All advantages of source code integration. Avoids problems of build environment and in- compatibilities.

Source code adaptations needed.

applications more easily and cost-efficient than in real net- works. We presented several techniques that can be used to integrate existing real world applications into OMNeT++ and discussed their pros and cons. Focusing on the ap- proach to use shared libraries for integration we presented detailed instructions how to realize this solution. Addition- ally, emerging challenges are explained and solutions are provided. Table 2 gives a concluding overview of advantages and disadvantages of the different integration techniques dis- cussed in this paper.

A well designed network application can be integrated into OMNeT++ more easily than badly structured code. Any- way the integration can be time consuming and complex. It would be desirable to have better support by OMNeT++ for the integration of real world applications. Future work should focus on OMNeT++ extensions that can easily de- ploy existing real world applications without the need for major adaptations on the application side.

7.

REFERENCES

[1] I. Baumgart, B. Heep, and S. Krause. OverSim: A Flexible Overlay Network Simulation Framework. In Proceedings of 10th IEEE Global Internet Symposium (GI), pages 79–84, May 2007.

[2] R. Bless and M. Doll. Integration of the FreeBSD TCP/IP Stack into the discrete event simulator OMNeT++. In Proceedings of the 2004 Winter Simulation Conference, pages 1556–1561, December

2004.

[3] S. Cleary. Boost Pool Library. http://www.boost.org/libs/pool, 2000. [4] D. Dittrich. The ”Tribe Flood Network” distributed denial of service attack tool. http://staff.washington.edu/dittrich/misc/tfn.analysis, October 1999.

[5] T. Gamer and M. Scharf. Realistic Simulation Environments for IP-based Networks. In Proceedings of the OMNeT++ Workshop, Marseille, France, March 2008.

[6] T. Gamer, M. Scharf, and M. Sch¨oller. Collaborative Anomaly-based Attack Detection. In Proceedings of IWSOS, pages 280–287. Springer, August 2007. [7] V. Jacobson, C. Leres, and S. McCanne. Tcpdump Pcap. http://www.tcpdump.org, 2000. [8] S. Jansen and A. McGregor. Simulation with real world network stacks. In Proceedings of the 2005 Winter Simulation Conference, pages 2454–2463, December 2005. [9] PlanetLab. PlanetLab: An open platform for developing, deploying, and accessing planetary-scale services. http://www.planet-lab.org, 2002. [10] M. Roesch. Snort. http://www.snort.org, 2001. [11] R. Sommer. Bro: An Open Source Network Intrusion Detection System. In Proceedings of the 17.
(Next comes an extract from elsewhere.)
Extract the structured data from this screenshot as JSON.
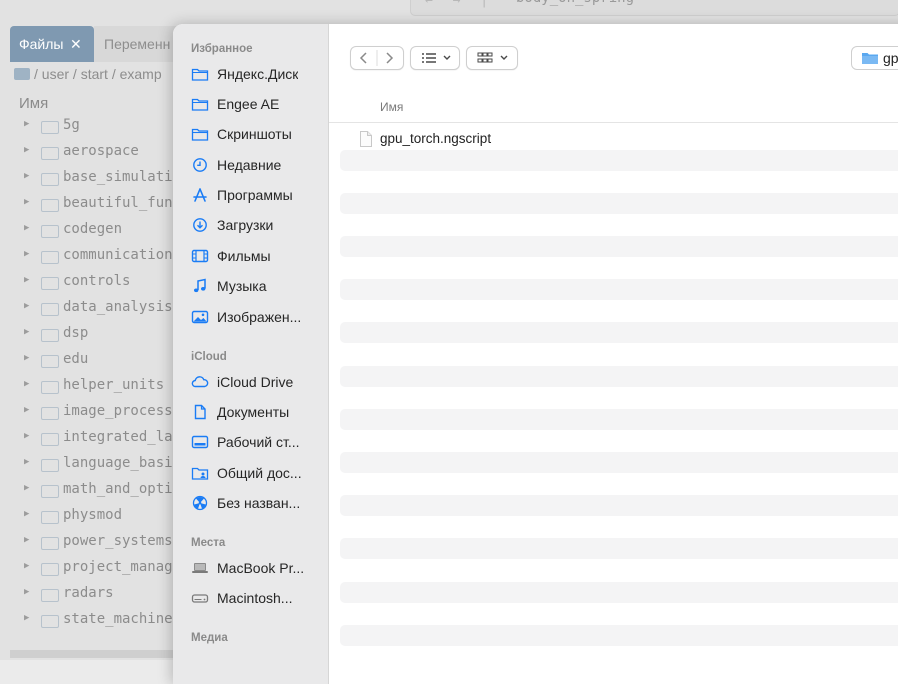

Kommunikationsnetze, pages

273–288, June 2003. [12] R. M. Stallman and R. McGrath. GNU make. http://www.gnu.org/software/make, 1988. [13] A. Varga. The OMNeT++ Discrete Event Simulation System. In Proceedings of the European Simulation Multiconference, pages 319–324, June 2001. [14] A. Varga. How to extend INET with your own C++ code. http://www.omnetpp.org, June 2005. [15] A. Varga. OMNeT++ Discrete Event Simulation System User Manual, 2005. Version 3.2. [16] W. Willinger, M. S. Taqqu, R. Sherman, and D. V. Wilson. Self-similarity through high-variability:

DFN-Arbeitstagung uber¨

statistical analysis of ethernet LAN traffic at the source level. In Proceedings of ACM SIGCOMM, pages 100–113, February 1995.